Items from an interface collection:
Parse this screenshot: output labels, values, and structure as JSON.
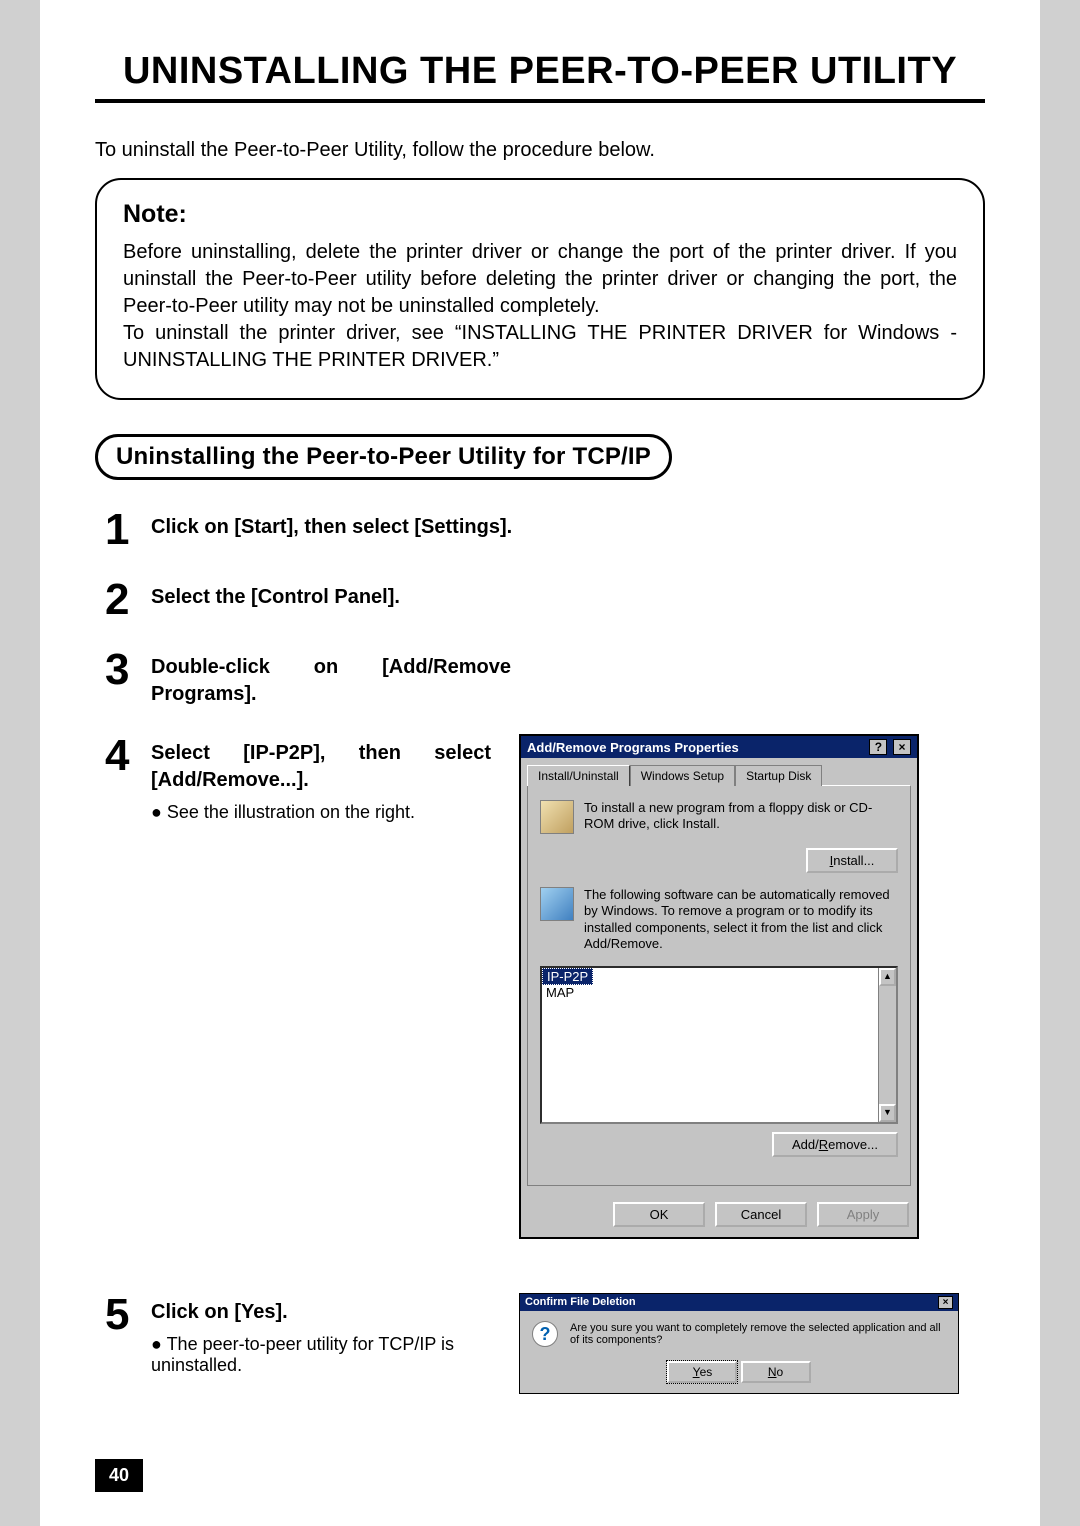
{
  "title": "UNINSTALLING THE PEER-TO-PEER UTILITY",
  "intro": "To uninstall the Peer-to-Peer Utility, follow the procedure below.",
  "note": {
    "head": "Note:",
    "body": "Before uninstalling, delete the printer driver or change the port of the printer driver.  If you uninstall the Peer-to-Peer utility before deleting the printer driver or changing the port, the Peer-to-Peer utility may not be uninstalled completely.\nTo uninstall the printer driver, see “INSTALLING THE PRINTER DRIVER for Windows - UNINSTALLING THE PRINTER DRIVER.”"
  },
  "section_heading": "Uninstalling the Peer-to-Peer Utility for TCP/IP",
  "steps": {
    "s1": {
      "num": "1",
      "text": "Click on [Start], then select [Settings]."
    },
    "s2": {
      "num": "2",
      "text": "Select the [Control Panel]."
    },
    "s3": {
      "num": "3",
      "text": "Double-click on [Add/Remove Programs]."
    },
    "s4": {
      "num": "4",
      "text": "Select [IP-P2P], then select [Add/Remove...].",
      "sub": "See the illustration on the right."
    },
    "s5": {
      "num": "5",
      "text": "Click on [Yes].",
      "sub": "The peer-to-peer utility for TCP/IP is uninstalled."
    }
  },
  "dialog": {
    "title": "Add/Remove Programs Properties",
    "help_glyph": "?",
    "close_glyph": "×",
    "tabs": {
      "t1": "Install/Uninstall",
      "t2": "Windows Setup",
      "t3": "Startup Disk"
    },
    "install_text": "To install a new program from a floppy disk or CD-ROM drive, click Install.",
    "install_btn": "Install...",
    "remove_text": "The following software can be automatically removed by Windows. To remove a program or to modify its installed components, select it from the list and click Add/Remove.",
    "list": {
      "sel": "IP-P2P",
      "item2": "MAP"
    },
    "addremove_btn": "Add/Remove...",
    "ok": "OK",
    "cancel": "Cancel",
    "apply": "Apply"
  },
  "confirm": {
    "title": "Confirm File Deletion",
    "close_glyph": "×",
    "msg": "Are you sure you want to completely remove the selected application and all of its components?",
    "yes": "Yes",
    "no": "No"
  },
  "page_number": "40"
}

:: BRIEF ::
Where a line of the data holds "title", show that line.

:: SOLUTION TO THIS EXERCISE ::
  "title": "UNINSTALLING THE PEER-TO-PEER UTILITY",
    "title": "Add/Remove Programs Properties",
    "title": "Confirm File Deletion",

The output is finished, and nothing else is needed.